ruby_parser 1.0: a Ruby Parser written in Ruby
ruby_parser (RP) is a ruby parser written in pure ruby (utilizing racc--which does by default use a C extension). RP's output is the same as ParseTree's output: s-expressions using ruby's arrays and base types.The library is easy enough to use:
RubyParser.new.parse "1+1"which returns
s(:call, s(:lit, 1), :+, s(:array, s(:lit, 1)))A Ruby parser, written in pure Ruby has long been missing in the Ruby world. Just to clarify the term "Pure Ruby" in this context: this means the parser's code
- consists solely of Ruby source files
- does not add any native extensions or other C code (eg. with RubyInline) which requires a C compiler to be present on the user's system
A lack of a pure Ruby parser has been negligible for some time in Ruby's history, since getting the Abstract Syntax Tree (AST) of some Ruby code was possible with utilities such as ParseTree. However, ever since the explosion of alternative Ruby runtimes, Ruby parsers have been reimplemented several times - twice in Java (JRuby and XRuby), once in C# (Ruby.NET wrote the parser also used by IronRuby). All of these provide different ASTs and different ways of getting at it.
This has caused some issues for Ruby source tools. E.g. the Ruby Refactoring tools, now part of the Eclipse-based Aptana/RDT, are tied to both Java and the JRuby AST and not usable from other Ruby implementations. With similar tools now being (re)written for other Java based Ruby IDEs, this means that a large amount of code quality and code manipulation tools are now locked into Java and JRuby. Not just that: the logic of these tools is written in Java and not Ruby, which makes them less approachable for Ruby developers.
The pure Ruby parser now offers a chance to change that - a Ruby IDE or other tool, can now get at a Ruby AST without getting locked in. E.g. a Java based IDE can keep a JRuby instance around and run ruby_parser in it. To that end, the current version still needs to add correct source locations to the generated output - i.e. every AST node needs to know the offset where it's source code representation starts and ends. This is crucial for source tools - pure structural information is useful, but if the tool doesn't know where a node is, it can't modify it in the file.
Another client for ruby_parser is Rubinius, a Ruby VM written in (mostly) Ruby, which takes it's Ruby parser from MRI. Using ruby_parser will allow it to remove yet another piece of C code. To avoid the chicken-and-egg question "How can a Ruby VM work if it's parser is Ruby code?": during the build process of the Rubinius VM, the Ruby source code of ruby_parser can be compiled into Rubinius bytecode. When Rubinius starts, it loads the ruby_parser bytecode file - something that doesn't need the parser - and now has a running Ruby parser.
There's still a lot of work left for ruby_parser, as can be seen by a few of the issues mentioned in the release notes:

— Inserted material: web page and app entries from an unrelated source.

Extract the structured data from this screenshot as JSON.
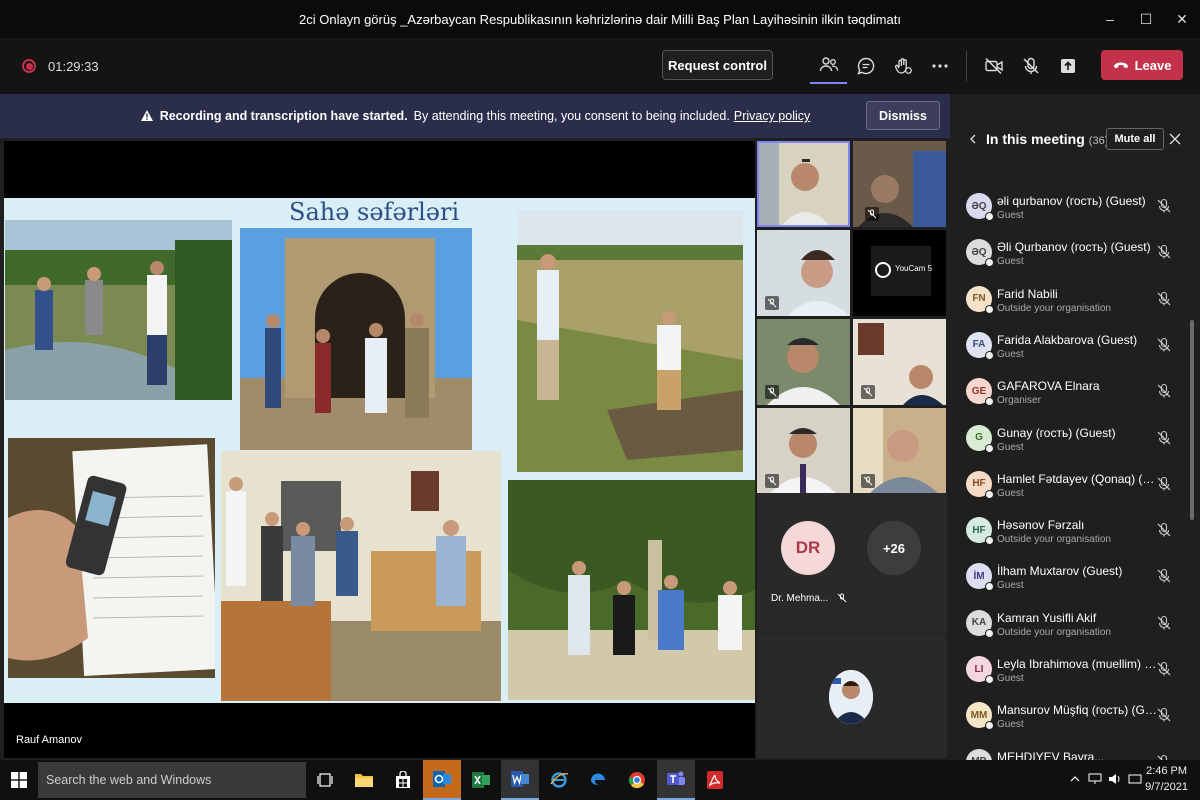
{
  "window": {
    "title": "2ci Onlayn görüş _Azərbaycan Respublikasının kəhrizlərinə dair Milli Baş Plan Layihəsinin ilkin təqdimatı",
    "controls": [
      "–",
      "☐",
      "✕"
    ]
  },
  "toolbar": {
    "timer": "01:29:33",
    "request_control": "Request control",
    "leave": "Leave"
  },
  "banner": {
    "strong": "Recording and transcription have started.",
    "text": "By attending this meeting, you consent to being included.",
    "link": "Privacy policy",
    "dismiss": "Dismiss"
  },
  "slide": {
    "title": "Sahə səfərləri",
    "speaker": "Rauf Amanov"
  },
  "grid": {
    "youcam_label": "YouCam 5",
    "dr_initials": "DR",
    "dr_name": "Dr. Mehma...",
    "more_count": "+26"
  },
  "panel": {
    "title": "In this meeting",
    "count": "(36)",
    "mute_all": "Mute all",
    "participants": [
      {
        "initials": "ƏQ",
        "name": "əli qurbanov (гость) (Guest)",
        "role": "Guest",
        "color": "#d9d9f0",
        "text": "#444"
      },
      {
        "initials": "ƏQ",
        "name": "Əli Qurbanov (гость) (Guest)",
        "role": "Guest",
        "color": "#dcdcdc",
        "text": "#444"
      },
      {
        "initials": "FN",
        "name": "Farid Nabili",
        "role": "Outside your organisation",
        "color": "#f5e2c8",
        "text": "#7a5a2a"
      },
      {
        "initials": "FA",
        "name": "Farida Alakbarova (Guest)",
        "role": "Guest",
        "color": "#dfe3f1",
        "text": "#3a4a7a"
      },
      {
        "initials": "GE",
        "name": "GAFAROVA Elnara",
        "role": "Organiser",
        "color": "#f6d6cf",
        "text": "#8a3a2a"
      },
      {
        "initials": "G",
        "name": "Gunay (гость) (Guest)",
        "role": "Guest",
        "color": "#d8ecd2",
        "text": "#3a6a2a"
      },
      {
        "initials": "HF",
        "name": "Hamlet Fətdayev (Qonaq) (Gu...",
        "role": "Guest",
        "color": "#f6dcc8",
        "text": "#8a4a1a"
      },
      {
        "initials": "HF",
        "name": "Həsənov Fərzalı",
        "role": "Outside your organisation",
        "color": "#d5eae0",
        "text": "#2a6a4a"
      },
      {
        "initials": "İM",
        "name": "İlham Muxtarov (Guest)",
        "role": "Guest",
        "color": "#dcdff2",
        "text": "#3a3a7a"
      },
      {
        "initials": "KA",
        "name": "Kamran Yusifli Akif",
        "role": "Outside your organisation",
        "color": "#dcdcdc",
        "text": "#444"
      },
      {
        "initials": "LI",
        "name": "Leyla Ibrahimova (muellim) (G...",
        "role": "Guest",
        "color": "#f3d6e0",
        "text": "#8a2a4a"
      },
      {
        "initials": "MM",
        "name": "Mansurov Müşfiq (гость) (Gu...",
        "role": "Guest",
        "color": "#f6e6c8",
        "text": "#7a5a1a"
      },
      {
        "initials": "MB",
        "name": "MEHDIYEV Bayra...",
        "role": "",
        "color": "#dcdcdc",
        "text": "#444"
      }
    ]
  },
  "taskbar": {
    "search_placeholder": "Search the web and Windows",
    "time": "2:46 PM",
    "date": "9/7/2021"
  },
  "colors": {
    "leave": "#c4314b",
    "banner": "#2b2e4a",
    "slide_bg": "#d9eef5",
    "slide_title": "#2d4f88"
  }
}
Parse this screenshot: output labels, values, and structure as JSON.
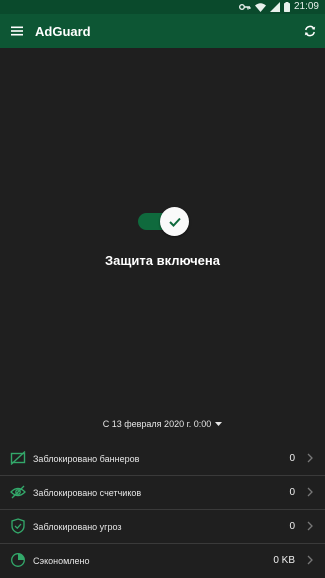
{
  "status_bar": {
    "time": "21:09"
  },
  "app_bar": {
    "title": "AdGuard"
  },
  "protection": {
    "status_text": "Защита включена",
    "enabled": true
  },
  "date_filter": {
    "label": "С 13 февраля 2020 г. 0:00"
  },
  "stats": [
    {
      "label": "Заблокировано баннеров",
      "value": "0",
      "icon": "banner-blocked-icon"
    },
    {
      "label": "Заблокировано счетчиков",
      "value": "0",
      "icon": "tracker-blocked-icon"
    },
    {
      "label": "Заблокировано угроз",
      "value": "0",
      "icon": "shield-check-icon"
    },
    {
      "label": "Сэкономлено",
      "value": "0 KB",
      "icon": "pie-chart-icon"
    }
  ],
  "colors": {
    "accent": "#0f6a3d",
    "app_bar": "#0d5634",
    "status_bar": "#0a4a2c",
    "background": "#1f1f1f",
    "icon_green": "#33a86a"
  }
}
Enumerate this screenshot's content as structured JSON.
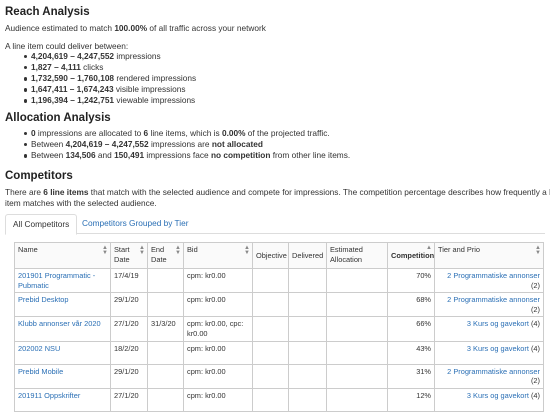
{
  "reach": {
    "title": "Reach Analysis",
    "audience_prefix": "Audience estimated to match ",
    "audience_pct": "100.00%",
    "audience_suffix": " of all traffic across your network",
    "deliver_intro": "A line item could deliver between:",
    "items": [
      {
        "range": "4,204,619 – 4,247,552",
        "label": " impressions"
      },
      {
        "range": "1,827 – 4,111",
        "label": " clicks"
      },
      {
        "range": "1,732,590 – 1,760,108",
        "label": " rendered impressions"
      },
      {
        "range": "1,647,411 – 1,674,243",
        "label": " visible impressions"
      },
      {
        "range": "1,196,394 – 1,242,751",
        "label": " viewable impressions"
      }
    ]
  },
  "allocation": {
    "title": "Allocation Analysis",
    "b1_a": "0",
    "b1_b": " impressions are allocated to ",
    "b1_c": "6",
    "b1_d": " line items, which is ",
    "b1_e": "0.00%",
    "b1_f": " of the projected traffic.",
    "b2_a": "Between ",
    "b2_b": "4,204,619 – 4,247,552",
    "b2_c": " impressions are ",
    "b2_d": "not allocated",
    "b3_a": "Between ",
    "b3_b": "134,506",
    "b3_c": " and ",
    "b3_d": "150,491",
    "b3_e": " impressions face ",
    "b3_f": "no competition",
    "b3_g": " from other line items."
  },
  "competitors": {
    "title": "Competitors",
    "desc_a": "There are ",
    "desc_b": "6 line items",
    "desc_c": " that match with the selected audience and compete for impressions. The competition percentage describes how frequently a line",
    "desc_d": "item matches with the selected audience.",
    "tabs": [
      "All Competitors",
      "Competitors Grouped by Tier"
    ],
    "columns": [
      "Name",
      "Start Date",
      "End Date",
      "Bid",
      "Objective",
      "Delivered",
      "Estimated Allocation",
      "Competition",
      "Tier and Prio"
    ],
    "rows": [
      {
        "name": "201901 Programmatic - Pubmatic",
        "start": "17/4/19",
        "end": "",
        "bid": "cpm: kr0.00",
        "objective": "",
        "delivered": "",
        "alloc": "",
        "competition": "70%",
        "tier": "2 Programmatiske annonser",
        "prio": " (2)"
      },
      {
        "name": "Prebid Desktop",
        "start": "29/1/20",
        "end": "",
        "bid": "cpm: kr0.00",
        "objective": "",
        "delivered": "",
        "alloc": "",
        "competition": "68%",
        "tier": "2 Programmatiske annonser",
        "prio": " (2)"
      },
      {
        "name": "Klubb annonser vår 2020",
        "start": "27/1/20",
        "end": "31/3/20",
        "bid": "cpm: kr0.00, cpc: kr0.00",
        "objective": "",
        "delivered": "",
        "alloc": "",
        "competition": "66%",
        "tier": "3 Kurs og gavekort",
        "prio": " (4)"
      },
      {
        "name": "202002 NSU",
        "start": "18/2/20",
        "end": "",
        "bid": "cpm: kr0.00",
        "objective": "",
        "delivered": "",
        "alloc": "",
        "competition": "43%",
        "tier": "3 Kurs og gavekort",
        "prio": " (4)"
      },
      {
        "name": "Prebid Mobile",
        "start": "29/1/20",
        "end": "",
        "bid": "cpm: kr0.00",
        "objective": "",
        "delivered": "",
        "alloc": "",
        "competition": "31%",
        "tier": "2 Programmatiske annonser",
        "prio": " (2)"
      },
      {
        "name": "201911 Oppskrifter",
        "start": "27/1/20",
        "end": "",
        "bid": "cpm: kr0.00",
        "objective": "",
        "delivered": "",
        "alloc": "",
        "competition": "12%",
        "tier": "3 Kurs og gavekort",
        "prio": " (4)"
      }
    ]
  }
}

- Known Issue: Speed sucks currently. 5500 tests currently run in 21 min.
- Known Issue: Code is waaay ugly. Port of a port. Not my fault. Will fix RSN.
- Known Issue: I don't currently support newline nodes.
- Known Issue: Totally awesome.
- Known Issue: dasgn_curr decls can be out of order from ParseTree's.
- TODO: Add comment nodes.
Ben Linders May 28, 2015